What to do: Output each record below exactly as it stands, leaving out the pictures.

----

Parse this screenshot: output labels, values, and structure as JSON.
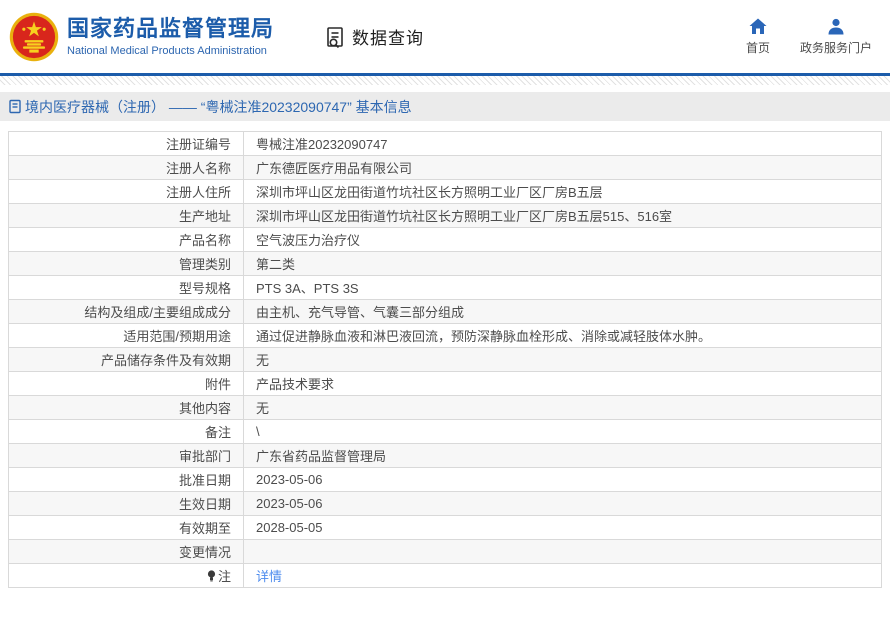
{
  "header": {
    "site_title": "国家药品监督管理局",
    "site_subtitle": "National Medical Products Administration",
    "section_label": "数据查询",
    "nav": [
      {
        "icon": "home-icon",
        "label": "首页"
      },
      {
        "icon": "user-icon",
        "label": "政务服务门户"
      }
    ]
  },
  "breadcrumb": {
    "text": "境内医疗器械（注册） —— “粤械注准20232090747” 基本信息"
  },
  "colors": {
    "brand_blue": "#1c5caa",
    "icon_blue": "#2a66b8",
    "link_blue": "#4e8cee",
    "breadcrumb_bg": "#ebebeb",
    "row_alt_bg": "#f7f7f7",
    "table_border": "#d9d9d9"
  },
  "table": {
    "rows": [
      {
        "label": "注册证编号",
        "value": "粤械注准20232090747"
      },
      {
        "label": "注册人名称",
        "value": "广东德匠医疗用品有限公司"
      },
      {
        "label": "注册人住所",
        "value": "深圳市坪山区龙田街道竹坑社区长方照明工业厂区厂房B五层"
      },
      {
        "label": "生产地址",
        "value": "深圳市坪山区龙田街道竹坑社区长方照明工业厂区厂房B五层515、516室"
      },
      {
        "label": "产品名称",
        "value": "空气波压力治疗仪"
      },
      {
        "label": "管理类别",
        "value": "第二类"
      },
      {
        "label": "型号规格",
        "value": "PTS 3A、PTS 3S"
      },
      {
        "label": "结构及组成/主要组成成分",
        "value": "由主机、充气导管、气囊三部分组成"
      },
      {
        "label": "适用范围/预期用途",
        "value": "通过促进静脉血液和淋巴液回流，预防深静脉血栓形成、消除或减轻肢体水肿。"
      },
      {
        "label": "产品储存条件及有效期",
        "value": "无"
      },
      {
        "label": "附件",
        "value": "产品技术要求"
      },
      {
        "label": "其他内容",
        "value": "无"
      },
      {
        "label": "备注",
        "value": "\\"
      },
      {
        "label": "审批部门",
        "value": "广东省药品监督管理局"
      },
      {
        "label": "批准日期",
        "value": "2023-05-06"
      },
      {
        "label": "生效日期",
        "value": "2023-05-06"
      },
      {
        "label": "有效期至",
        "value": "2028-05-05"
      },
      {
        "label": "变更情况",
        "value": ""
      },
      {
        "label": "注",
        "label_icon": "bulb-icon",
        "value": "详情",
        "value_is_link": true
      }
    ]
  }
}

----

Solution to this problem:
Parse this screenshot: output labels, values, and structure as JSON.
{
  "header": {
    "site_title": "国家药品监督管理局",
    "site_subtitle": "National Medical Products Administration",
    "section_label": "数据查询",
    "nav": [
      {
        "icon": "home-icon",
        "label": "首页"
      },
      {
        "icon": "user-icon",
        "label": "政务服务门户"
      }
    ]
  },
  "breadcrumb": {
    "text": "境内医疗器械（注册） —— “粤械注准20232090747” 基本信息"
  },
  "colors": {
    "brand_blue": "#1c5caa",
    "icon_blue": "#2a66b8",
    "link_blue": "#4e8cee",
    "breadcrumb_bg": "#ebebeb",
    "row_alt_bg": "#f7f7f7",
    "table_border": "#d9d9d9"
  },
  "table": {
    "rows": [
      {
        "label": "注册证编号",
        "value": "粤械注准20232090747"
      },
      {
        "label": "注册人名称",
        "value": "广东德匠医疗用品有限公司"
      },
      {
        "label": "注册人住所",
        "value": "深圳市坪山区龙田街道竹坑社区长方照明工业厂区厂房B五层"
      },
      {
        "label": "生产地址",
        "value": "深圳市坪山区龙田街道竹坑社区长方照明工业厂区厂房B五层515、516室"
      },
      {
        "label": "产品名称",
        "value": "空气波压力治疗仪"
      },
      {
        "label": "管理类别",
        "value": "第二类"
      },
      {
        "label": "型号规格",
        "value": "PTS 3A、PTS 3S"
      },
      {
        "label": "结构及组成/主要组成成分",
        "value": "由主机、充气导管、气囊三部分组成"
      },
      {
        "label": "适用范围/预期用途",
        "value": "通过促进静脉血液和淋巴液回流，预防深静脉血栓形成、消除或减轻肢体水肿。"
      },
      {
        "label": "产品储存条件及有效期",
        "value": "无"
      },
      {
        "label": "附件",
        "value": "产品技术要求"
      },
      {
        "label": "其他内容",
        "value": "无"
      },
      {
        "label": "备注",
        "value": "\\"
      },
      {
        "label": "审批部门",
        "value": "广东省药品监督管理局"
      },
      {
        "label": "批准日期",
        "value": "2023-05-06"
      },
      {
        "label": "生效日期",
        "value": "2023-05-06"
      },
      {
        "label": "有效期至",
        "value": "2028-05-05"
      },
      {
        "label": "变更情况",
        "value": ""
      },
      {
        "label": "注",
        "label_icon": "bulb-icon",
        "value": "详情",
        "value_is_link": true
      }
    ]
  }
}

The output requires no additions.